Seeing your beloved pooch on your favorite sofa can be adorable and frustrating. You know your dog simply wants to be near you and maybe catch a snooze in a soft spot. Thankfully, with some targeted training and strategic furniture placement, your dog can find his spot on the floor.
Start 'em off young. Puppies bring cuteness, energy, affection and sometimes destructive tendencies into a household. Teaching your dog early that the sofa is for humans will make it easier as he grows older and bigger and becomes a full-fledged member of your family.
Give your pup one, or several, comfy beds. Your pooch sits on the couch because it makes him feel good. To keep him off the sofa, you need to give him a space just as good. Keep at least one bed near where the family hangs out so he can rest peacefully and still be a part of things.
Use positive encouragement. Call a larger dog off the sofa. When he comes down, lead him to his bed and reward him with a treat and praise. Smaller dogs can be gently lifted off the sofa; they may hurt themselves if encouraged to jump down. Make your dog feel good whenever he chooses to stay off the sofa and cuddles up in his designated spot. In the beginning, a treat every time should do the trick; over time, lessen the number of treats, but keep up the praise.
Make the sofa inaccessible when you're not at home. Even the most successful training can end up teaching your dog just one thing: the sofa is off-limits when you're there. When you're not there, your dog may think it's his turn to lounge. Place an overturned chair on the sofa or gate off the rooms where he's likely to go.
Move the furniture. Your dog may not, in fact, love the sofa cushions; maybe it's the view out the window he's craving. Relocating the couch to a spot that gives him less of what he likes may keep him from jumping up. Give him an alternative; move his bed closer to the window and increase his access to the view outdoors.

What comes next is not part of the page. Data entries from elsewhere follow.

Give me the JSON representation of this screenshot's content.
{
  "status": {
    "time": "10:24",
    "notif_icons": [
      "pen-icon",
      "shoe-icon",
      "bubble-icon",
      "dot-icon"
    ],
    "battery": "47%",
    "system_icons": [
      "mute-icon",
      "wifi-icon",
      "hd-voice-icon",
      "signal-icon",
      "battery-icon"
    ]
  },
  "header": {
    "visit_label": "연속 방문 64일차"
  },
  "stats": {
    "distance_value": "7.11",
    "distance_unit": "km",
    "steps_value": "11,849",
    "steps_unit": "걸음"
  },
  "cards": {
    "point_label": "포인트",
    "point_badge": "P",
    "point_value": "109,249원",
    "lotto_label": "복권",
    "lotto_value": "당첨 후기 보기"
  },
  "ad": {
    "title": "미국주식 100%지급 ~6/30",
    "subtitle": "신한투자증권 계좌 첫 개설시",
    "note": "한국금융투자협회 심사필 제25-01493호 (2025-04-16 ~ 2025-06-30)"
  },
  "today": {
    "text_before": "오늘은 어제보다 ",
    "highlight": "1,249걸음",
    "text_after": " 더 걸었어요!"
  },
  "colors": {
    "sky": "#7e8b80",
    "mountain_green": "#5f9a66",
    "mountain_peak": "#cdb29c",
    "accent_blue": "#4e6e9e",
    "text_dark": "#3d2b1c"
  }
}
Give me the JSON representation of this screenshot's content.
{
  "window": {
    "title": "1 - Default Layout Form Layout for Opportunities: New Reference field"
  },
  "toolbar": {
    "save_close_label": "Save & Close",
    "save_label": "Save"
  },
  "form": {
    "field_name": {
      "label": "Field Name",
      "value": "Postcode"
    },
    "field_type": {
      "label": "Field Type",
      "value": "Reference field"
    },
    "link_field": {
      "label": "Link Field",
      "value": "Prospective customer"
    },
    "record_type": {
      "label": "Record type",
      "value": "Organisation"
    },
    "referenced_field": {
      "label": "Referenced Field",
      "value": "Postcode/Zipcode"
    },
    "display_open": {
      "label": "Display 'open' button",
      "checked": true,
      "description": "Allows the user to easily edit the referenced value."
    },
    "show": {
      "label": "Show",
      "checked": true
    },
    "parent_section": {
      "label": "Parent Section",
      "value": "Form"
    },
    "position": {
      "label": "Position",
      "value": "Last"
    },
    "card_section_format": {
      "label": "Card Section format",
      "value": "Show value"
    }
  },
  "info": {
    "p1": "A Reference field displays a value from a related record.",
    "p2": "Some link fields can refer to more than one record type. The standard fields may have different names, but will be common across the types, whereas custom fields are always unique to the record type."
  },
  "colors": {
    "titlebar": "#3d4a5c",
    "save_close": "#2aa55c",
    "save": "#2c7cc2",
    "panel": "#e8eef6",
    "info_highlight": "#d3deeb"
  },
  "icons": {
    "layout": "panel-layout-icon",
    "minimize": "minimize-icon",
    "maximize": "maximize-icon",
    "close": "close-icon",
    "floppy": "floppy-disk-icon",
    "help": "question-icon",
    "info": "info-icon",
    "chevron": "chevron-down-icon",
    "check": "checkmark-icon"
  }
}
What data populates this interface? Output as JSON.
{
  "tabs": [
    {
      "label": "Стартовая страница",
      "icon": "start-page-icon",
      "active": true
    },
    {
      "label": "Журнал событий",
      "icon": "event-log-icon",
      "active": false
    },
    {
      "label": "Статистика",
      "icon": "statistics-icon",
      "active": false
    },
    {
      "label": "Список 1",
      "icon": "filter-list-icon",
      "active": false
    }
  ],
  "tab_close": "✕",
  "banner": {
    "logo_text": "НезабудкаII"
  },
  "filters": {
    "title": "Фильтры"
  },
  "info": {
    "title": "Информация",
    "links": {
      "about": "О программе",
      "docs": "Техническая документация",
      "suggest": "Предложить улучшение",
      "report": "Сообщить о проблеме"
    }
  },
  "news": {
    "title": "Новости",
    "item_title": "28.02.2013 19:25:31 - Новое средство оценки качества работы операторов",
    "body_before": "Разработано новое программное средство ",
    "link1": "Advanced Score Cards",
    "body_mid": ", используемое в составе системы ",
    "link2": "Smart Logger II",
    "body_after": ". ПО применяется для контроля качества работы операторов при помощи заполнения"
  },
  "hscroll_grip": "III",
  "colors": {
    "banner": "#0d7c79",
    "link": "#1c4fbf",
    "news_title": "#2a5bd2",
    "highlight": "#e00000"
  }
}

Catherine Lovering has written about business, tax, careers and pets since 2006. Lovering holds a B.A. (political science), LL.B. (law) and LL.L. (civil law).